Free you to hit athletic, artistic, creative, right brain shots or putts
And tap into your powers of self-fulfilling prophesy!
Sound complicated? It’s not. In fact, an effective mental pre-shot routine
Simplifies your thoughts
Makes the game easier
Allows you to think the same for every shot and putt, whether it is to win the Masters or a friendly round with your friends.
We regard the mental pre-shot routine as one of the essentials of a strong mental game. It lends to a very challenging sport….
We have long used the pre-shot routine as an excellent and effective standard for measuring and monitoring skill development in all other parts of your game.
The Three Step Journey to a Great Mental Pre-Shot Routine
To make this fun and easy, start by assuming that you are of two brains. Let’s call the left brain the “thinker/analyzer” and the right brain the “athletic/creator”
Have you done it? I have. We have all done it at some point or another. Hitting a great tee shot quickly followed by a really poor second shot seemingly from nowhere. Completely out of the blue. It is extremely frustrating. What really is the challenge is to not do it too often. But why does it happen? Continue Reading→
The Golf Queensland Junior State Girls team of which I am the coach competed in the Australian Junior Stroke play Championships and also the Burtta Cheney Interstate Teams event. Both tournaments took place at Carbrook Golf Club. The stroke play tournament was our lead in tournament for the Interstate Series and all of the girls performed exceptionally well. All of the competitors representing Golf Queensland made the 36 hole cut and 3 of the team members finished in the top 15. It was a terrific effort from all players in very testing conditions.
Sunday saw the first match of the Interstate Series. Our opponents were South Australia and our team really produced their best to beat them 5 – 0. It was just the start that we needed and put us in a great position going into day 2. Victoria and New South Wales were our day 2 opposition and after 5 very competitive contests against Victoria we held out for a strong win 4 – 1. New South Wales for our afternoon match on day 2 was always going to be a difficult task, but the team was ready to perform and compete. The team continued to apply pressure and after some fantastic golf was played Queensland came away with a win 3.5 – 1.5. The last day’s play was going to be a very challenging match against Western Australia. Queensland was in a comfortable position only having to win 1 contest to win the series, but stranger things have happened. Our goal was to go through the series undefeated and although that wasn’t to be and we lost to Western Australia 3 -2 the team defended its title and was again the champions of the Burtta Cheney Interstate Teams event. With some outstanding individual performances the Golf Queensland Team did their absolutely best during the series. I am exceptionally proud of them not only as talented athletes but also as very individuals. They are a credit to their family, friends and golf clubs.
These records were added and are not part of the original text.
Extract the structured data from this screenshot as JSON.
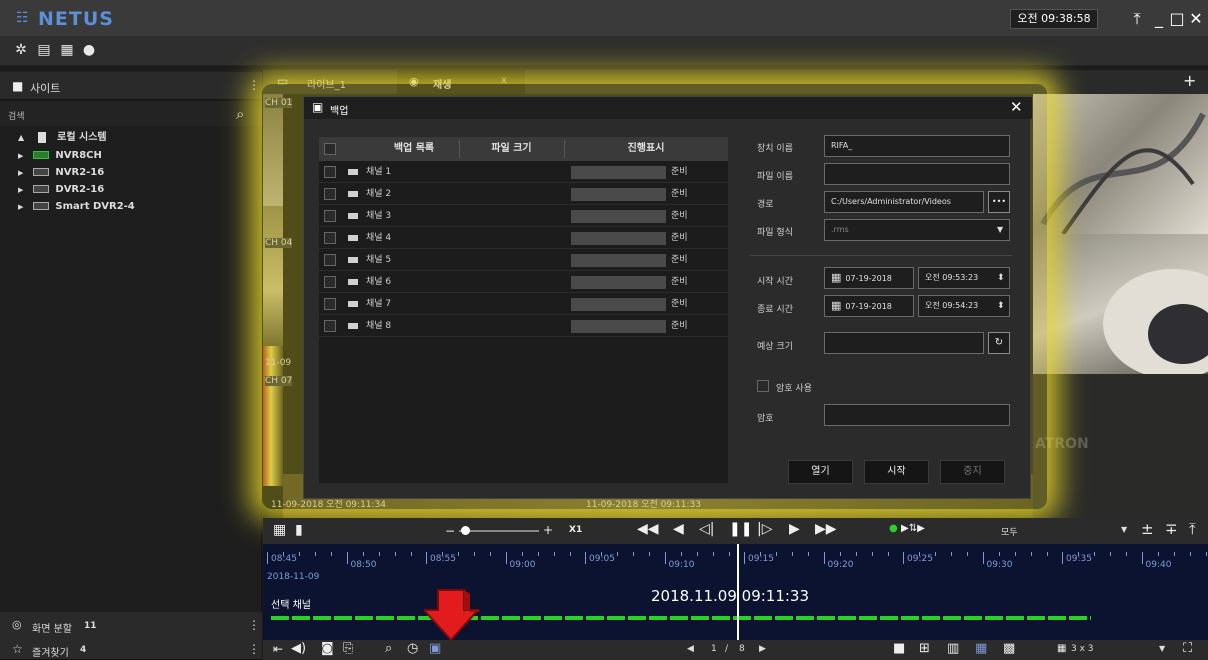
{
  "app": {
    "name": "NETUS",
    "clock": "오전 09:38:58"
  },
  "sidebar": {
    "site_label": "사이트",
    "search_label": "검색",
    "tree_root": "로컬 시스템",
    "devices": [
      {
        "name": "NVR8CH"
      },
      {
        "name": "NVR2-16"
      },
      {
        "name": "DVR2-16"
      },
      {
        "name": "Smart DVR2-4"
      }
    ],
    "screen_split_label": "화면 분할",
    "screen_split_count": "11",
    "favorites_label": "즐겨찾기",
    "favorites_count": "4"
  },
  "tabs": [
    {
      "label": "라이브_1"
    },
    {
      "label": "재생",
      "close": "x"
    }
  ],
  "video": {
    "channels": [
      "CH 01",
      "CH 04",
      "CH 07"
    ],
    "timestamps": [
      "11-09",
      "11-09",
      "11-09-2018 오전 09:11:34",
      "11-09-2018 오전 09:11:33"
    ],
    "watermark": "ATRON"
  },
  "dialog": {
    "title": "백업",
    "columns": {
      "list": "백업 목록",
      "size": "파일 크기",
      "progress": "진행표시"
    },
    "rows": [
      {
        "label": "채널 1",
        "status": "준비"
      },
      {
        "label": "채널 2",
        "status": "준비"
      },
      {
        "label": "채널 3",
        "status": "준비"
      },
      {
        "label": "채널 4",
        "status": "준비"
      },
      {
        "label": "채널 5",
        "status": "준비"
      },
      {
        "label": "채널 6",
        "status": "준비"
      },
      {
        "label": "채널 7",
        "status": "준비"
      },
      {
        "label": "채널 8",
        "status": "준비"
      }
    ],
    "fields": {
      "device_name_label": "장치 이름",
      "device_name_value": "RIFA_",
      "file_name_label": "파일 이름",
      "file_name_value": "",
      "path_label": "경로",
      "path_value": "C:/Users/Administrator/Videos",
      "browse": "•••",
      "format_label": "파일 형식",
      "format_value": ".rms",
      "start_label": "시작 시간",
      "start_date": "07-19-2018",
      "start_time": "오전 09:53:23",
      "end_label": "종료 시간",
      "end_date": "07-19-2018",
      "end_time": "오전 09:54:23",
      "est_label": "예상 크기",
      "est_value": "",
      "password_use_label": "암호 사용",
      "password_label": "암호",
      "password_value": ""
    },
    "buttons": {
      "open": "열기",
      "start": "시작",
      "stop": "중지"
    }
  },
  "playback": {
    "speed": "X1",
    "filter": "모두",
    "date": "2018-11-09",
    "selected_channel": "선택 채널",
    "current_time": "2018.11.09  09:11:33",
    "ticks": [
      "08:45",
      "08:50",
      "08:55",
      "09:00",
      "09:05",
      "09:10",
      "09:15",
      "09:20",
      "09:25",
      "09:30",
      "09:35",
      "09:40"
    ],
    "page_current": "1",
    "page_sep": "/",
    "page_total": "8",
    "layout": "3 x 3"
  },
  "colors": {
    "accent": "#5b8fd6",
    "glow": "#e6d728",
    "record": "#2bd12b",
    "arrow": "#e21c1c"
  }
}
It was my pleasure to be part of this group and hope that they continue to follow their passion whatever that may be. Special thanks must go to Carbrook Golf Club, Royal Pines Resort Mark Gibson’s Exceptional Golf and Riverlakes Golf Club all of which had a special part to play in the preparation of this team. It is very much appreciated. Thanks must also go to Indooroopilly Golf Club who supports me unconditionally during this period also.
April sees some incredibly important tournaments on the calender. None more than “The Masters” but it also sees the Australian Junior Championships and the Interstate Teams Matches being contested. It is an honor to coach these talented athletes and we are heading into the tournament quietly confident. The team has trained exceptionally well and is looking forward to competing in front of a home crowd.
Golf Queensland has named its representative teams to compete in the Girls’ Interstate Teams Matches in April.
Queensland has the home-side advantage with the Girls’ event being played at the Carbrook Golf Club from 15 – 17 April.
The Queensland Girls’ Team won the Series last year and will be looking at repeating their good form in April. During the past four years, the Girls’ Team has won the event three times (2008, 2009 and 2011).
The Junior Queensland Interstate Girls Team are as follows: